→ EXERCISE DETAILS
Spot each line in the records below where the word "None" occurs, then copy it.

-------

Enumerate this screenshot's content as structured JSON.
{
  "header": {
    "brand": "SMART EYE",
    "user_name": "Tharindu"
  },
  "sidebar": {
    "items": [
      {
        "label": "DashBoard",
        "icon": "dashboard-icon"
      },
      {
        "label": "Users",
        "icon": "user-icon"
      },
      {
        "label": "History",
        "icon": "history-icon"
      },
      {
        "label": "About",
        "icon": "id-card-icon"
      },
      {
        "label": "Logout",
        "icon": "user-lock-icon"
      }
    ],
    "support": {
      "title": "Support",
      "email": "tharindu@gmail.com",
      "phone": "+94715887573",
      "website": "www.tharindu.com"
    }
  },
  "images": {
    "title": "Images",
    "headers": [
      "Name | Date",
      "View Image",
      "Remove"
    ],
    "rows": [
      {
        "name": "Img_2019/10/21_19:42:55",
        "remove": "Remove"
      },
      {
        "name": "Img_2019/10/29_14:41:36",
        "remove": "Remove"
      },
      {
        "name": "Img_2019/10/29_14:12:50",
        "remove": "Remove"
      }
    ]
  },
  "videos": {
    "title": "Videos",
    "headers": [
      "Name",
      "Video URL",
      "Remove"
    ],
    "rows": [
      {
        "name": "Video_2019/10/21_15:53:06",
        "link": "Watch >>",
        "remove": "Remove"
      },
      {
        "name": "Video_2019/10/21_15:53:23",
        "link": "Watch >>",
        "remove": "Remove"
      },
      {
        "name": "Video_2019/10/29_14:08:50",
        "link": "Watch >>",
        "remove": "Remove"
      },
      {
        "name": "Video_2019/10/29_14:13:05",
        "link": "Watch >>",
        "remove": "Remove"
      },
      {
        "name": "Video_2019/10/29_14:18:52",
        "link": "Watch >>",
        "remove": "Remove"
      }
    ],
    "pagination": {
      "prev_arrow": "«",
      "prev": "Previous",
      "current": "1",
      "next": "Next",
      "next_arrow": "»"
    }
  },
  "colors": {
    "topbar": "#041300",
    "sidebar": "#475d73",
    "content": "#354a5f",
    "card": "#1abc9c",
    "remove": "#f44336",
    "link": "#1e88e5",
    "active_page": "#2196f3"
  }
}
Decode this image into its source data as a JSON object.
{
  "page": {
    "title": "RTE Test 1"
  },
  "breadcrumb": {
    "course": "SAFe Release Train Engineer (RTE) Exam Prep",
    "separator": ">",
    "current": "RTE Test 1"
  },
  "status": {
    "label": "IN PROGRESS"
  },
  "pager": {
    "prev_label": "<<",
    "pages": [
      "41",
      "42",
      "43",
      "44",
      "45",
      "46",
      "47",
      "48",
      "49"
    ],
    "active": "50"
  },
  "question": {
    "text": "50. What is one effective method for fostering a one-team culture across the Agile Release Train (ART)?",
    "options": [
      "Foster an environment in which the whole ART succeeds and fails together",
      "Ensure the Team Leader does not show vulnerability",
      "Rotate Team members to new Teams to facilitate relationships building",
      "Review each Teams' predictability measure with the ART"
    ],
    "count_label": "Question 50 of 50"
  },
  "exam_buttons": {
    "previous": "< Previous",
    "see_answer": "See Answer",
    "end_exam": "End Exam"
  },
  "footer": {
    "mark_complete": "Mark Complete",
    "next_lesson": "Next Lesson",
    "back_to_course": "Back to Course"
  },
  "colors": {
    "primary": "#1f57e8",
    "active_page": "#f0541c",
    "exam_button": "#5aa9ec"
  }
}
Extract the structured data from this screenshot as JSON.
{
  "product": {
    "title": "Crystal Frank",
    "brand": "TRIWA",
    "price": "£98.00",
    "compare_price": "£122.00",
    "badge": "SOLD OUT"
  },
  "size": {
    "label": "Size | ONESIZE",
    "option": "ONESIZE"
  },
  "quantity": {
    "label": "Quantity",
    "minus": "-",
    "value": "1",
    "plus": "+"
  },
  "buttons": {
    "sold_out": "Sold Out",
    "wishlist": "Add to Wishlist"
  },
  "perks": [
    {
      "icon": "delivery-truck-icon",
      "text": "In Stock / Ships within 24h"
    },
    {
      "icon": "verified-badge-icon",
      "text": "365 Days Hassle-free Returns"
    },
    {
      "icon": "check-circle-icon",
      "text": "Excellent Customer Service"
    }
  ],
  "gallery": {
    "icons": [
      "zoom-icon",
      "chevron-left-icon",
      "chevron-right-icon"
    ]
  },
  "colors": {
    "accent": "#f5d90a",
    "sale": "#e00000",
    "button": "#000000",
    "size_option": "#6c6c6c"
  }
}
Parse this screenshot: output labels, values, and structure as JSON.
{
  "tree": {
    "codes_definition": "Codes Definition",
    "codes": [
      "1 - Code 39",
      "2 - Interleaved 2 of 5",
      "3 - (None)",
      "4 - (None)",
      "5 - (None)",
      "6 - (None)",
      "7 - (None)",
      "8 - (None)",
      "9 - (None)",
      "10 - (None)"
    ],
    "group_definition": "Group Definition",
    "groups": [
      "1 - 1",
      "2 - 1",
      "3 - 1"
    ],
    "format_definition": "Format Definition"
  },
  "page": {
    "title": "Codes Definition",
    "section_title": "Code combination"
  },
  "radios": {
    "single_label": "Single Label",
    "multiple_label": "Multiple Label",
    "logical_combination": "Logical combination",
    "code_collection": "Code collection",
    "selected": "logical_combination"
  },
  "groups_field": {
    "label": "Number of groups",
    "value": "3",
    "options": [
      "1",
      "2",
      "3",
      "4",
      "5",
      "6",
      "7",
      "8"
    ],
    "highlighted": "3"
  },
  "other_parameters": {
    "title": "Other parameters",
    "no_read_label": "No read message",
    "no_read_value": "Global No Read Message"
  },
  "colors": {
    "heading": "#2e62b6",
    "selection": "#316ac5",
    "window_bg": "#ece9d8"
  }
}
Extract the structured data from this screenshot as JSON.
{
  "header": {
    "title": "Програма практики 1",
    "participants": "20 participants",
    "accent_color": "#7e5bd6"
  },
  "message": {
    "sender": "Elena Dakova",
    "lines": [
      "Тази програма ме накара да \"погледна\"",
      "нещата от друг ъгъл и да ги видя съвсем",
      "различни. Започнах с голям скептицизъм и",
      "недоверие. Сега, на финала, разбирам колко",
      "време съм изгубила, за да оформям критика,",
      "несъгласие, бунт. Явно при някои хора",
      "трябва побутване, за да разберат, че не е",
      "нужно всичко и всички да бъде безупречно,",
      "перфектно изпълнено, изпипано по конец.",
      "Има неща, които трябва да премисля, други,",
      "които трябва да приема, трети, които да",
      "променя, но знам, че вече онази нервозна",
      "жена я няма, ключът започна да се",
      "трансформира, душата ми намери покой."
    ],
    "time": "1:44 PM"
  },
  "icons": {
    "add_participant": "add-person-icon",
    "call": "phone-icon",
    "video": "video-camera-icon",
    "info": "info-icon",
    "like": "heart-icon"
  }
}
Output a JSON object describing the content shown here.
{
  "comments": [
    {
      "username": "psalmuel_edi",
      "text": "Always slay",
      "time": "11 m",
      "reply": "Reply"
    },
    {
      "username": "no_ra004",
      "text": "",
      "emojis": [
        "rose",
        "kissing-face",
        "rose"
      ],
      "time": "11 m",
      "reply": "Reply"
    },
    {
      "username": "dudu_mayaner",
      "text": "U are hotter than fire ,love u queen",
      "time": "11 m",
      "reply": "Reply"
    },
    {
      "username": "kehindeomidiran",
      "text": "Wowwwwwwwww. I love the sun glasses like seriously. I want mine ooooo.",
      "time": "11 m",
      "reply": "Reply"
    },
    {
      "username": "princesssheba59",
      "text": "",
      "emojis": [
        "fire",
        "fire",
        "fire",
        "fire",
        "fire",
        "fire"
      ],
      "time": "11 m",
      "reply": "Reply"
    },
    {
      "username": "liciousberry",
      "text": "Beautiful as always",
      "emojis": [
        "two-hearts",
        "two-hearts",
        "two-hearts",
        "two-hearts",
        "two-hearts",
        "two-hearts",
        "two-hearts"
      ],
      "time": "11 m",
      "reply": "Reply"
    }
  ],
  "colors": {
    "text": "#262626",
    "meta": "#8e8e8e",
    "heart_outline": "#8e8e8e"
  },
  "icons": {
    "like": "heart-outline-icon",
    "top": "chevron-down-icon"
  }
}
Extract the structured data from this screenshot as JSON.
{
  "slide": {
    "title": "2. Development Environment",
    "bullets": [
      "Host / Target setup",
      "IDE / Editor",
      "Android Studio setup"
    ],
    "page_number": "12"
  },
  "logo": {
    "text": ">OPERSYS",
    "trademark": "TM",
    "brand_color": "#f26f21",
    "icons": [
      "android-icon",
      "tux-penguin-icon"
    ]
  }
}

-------

→ EXERCISE ANSWER
      "3 - (None)",
      "4 - (None)",
      "5 - (None)",
      "6 - (None)",
      "7 - (None)",
      "8 - (None)",
      "9 - (None)",
      "10 - (None)"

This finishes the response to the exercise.